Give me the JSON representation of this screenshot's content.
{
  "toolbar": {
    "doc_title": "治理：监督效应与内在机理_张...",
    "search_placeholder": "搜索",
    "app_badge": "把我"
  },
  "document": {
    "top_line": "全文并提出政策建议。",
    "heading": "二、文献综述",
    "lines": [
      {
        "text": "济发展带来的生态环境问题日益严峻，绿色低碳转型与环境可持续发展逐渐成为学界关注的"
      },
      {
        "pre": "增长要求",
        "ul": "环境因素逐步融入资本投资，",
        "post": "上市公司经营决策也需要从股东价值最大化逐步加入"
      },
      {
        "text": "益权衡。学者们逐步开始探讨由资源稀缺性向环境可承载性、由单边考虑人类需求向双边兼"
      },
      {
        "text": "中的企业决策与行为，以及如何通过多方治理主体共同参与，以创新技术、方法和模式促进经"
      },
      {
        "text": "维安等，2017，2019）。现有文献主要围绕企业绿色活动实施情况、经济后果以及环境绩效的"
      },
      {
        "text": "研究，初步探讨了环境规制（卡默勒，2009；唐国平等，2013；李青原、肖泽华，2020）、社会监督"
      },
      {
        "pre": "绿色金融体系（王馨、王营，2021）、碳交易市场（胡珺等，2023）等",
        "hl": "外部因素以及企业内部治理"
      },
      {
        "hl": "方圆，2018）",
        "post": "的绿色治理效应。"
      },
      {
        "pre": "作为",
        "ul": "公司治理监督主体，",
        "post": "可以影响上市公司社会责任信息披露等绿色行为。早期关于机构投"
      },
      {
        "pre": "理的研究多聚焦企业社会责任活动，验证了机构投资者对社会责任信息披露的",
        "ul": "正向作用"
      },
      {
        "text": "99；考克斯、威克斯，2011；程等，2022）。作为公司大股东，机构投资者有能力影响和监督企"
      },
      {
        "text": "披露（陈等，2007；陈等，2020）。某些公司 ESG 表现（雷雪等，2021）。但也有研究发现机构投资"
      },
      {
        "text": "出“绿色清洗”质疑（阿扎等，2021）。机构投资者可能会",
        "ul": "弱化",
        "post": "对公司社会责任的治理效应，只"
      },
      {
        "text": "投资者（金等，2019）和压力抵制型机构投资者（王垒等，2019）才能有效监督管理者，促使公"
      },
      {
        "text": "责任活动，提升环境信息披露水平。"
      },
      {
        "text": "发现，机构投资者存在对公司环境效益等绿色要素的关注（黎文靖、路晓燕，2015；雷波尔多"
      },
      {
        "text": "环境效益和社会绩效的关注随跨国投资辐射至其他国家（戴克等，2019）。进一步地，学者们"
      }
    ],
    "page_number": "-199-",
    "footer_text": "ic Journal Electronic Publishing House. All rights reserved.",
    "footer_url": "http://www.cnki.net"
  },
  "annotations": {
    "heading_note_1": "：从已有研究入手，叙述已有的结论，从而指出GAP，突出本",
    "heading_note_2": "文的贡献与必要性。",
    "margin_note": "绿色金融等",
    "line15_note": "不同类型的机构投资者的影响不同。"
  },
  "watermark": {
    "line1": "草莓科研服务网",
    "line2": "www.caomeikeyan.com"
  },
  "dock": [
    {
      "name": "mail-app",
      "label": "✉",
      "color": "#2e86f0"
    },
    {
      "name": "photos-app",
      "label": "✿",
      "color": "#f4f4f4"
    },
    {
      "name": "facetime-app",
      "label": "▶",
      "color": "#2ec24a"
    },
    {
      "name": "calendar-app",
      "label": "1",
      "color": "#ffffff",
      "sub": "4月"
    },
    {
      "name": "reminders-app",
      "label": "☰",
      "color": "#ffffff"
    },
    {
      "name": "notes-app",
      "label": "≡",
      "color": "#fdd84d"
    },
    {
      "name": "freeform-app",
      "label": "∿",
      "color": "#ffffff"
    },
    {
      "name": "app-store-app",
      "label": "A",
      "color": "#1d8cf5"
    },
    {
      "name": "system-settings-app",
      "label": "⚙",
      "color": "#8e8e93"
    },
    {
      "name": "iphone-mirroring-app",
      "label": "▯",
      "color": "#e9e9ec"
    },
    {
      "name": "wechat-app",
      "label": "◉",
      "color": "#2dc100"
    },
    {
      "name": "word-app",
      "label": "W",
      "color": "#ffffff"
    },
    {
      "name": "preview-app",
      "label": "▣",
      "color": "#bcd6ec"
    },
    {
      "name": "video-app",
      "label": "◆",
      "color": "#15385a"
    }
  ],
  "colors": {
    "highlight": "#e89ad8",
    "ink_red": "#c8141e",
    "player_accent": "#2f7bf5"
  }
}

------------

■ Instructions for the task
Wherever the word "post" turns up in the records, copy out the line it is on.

■ Written reply
        "post": "上市公司经营决策也需要从股东价值最大化逐步加入"
        "post": "的绿色治理效应。"
        "post": "可以影响上市公司社会责任信息披露等绿色行为。早期关于机构投"
        "post": "对公司社会责任的治理效应，只"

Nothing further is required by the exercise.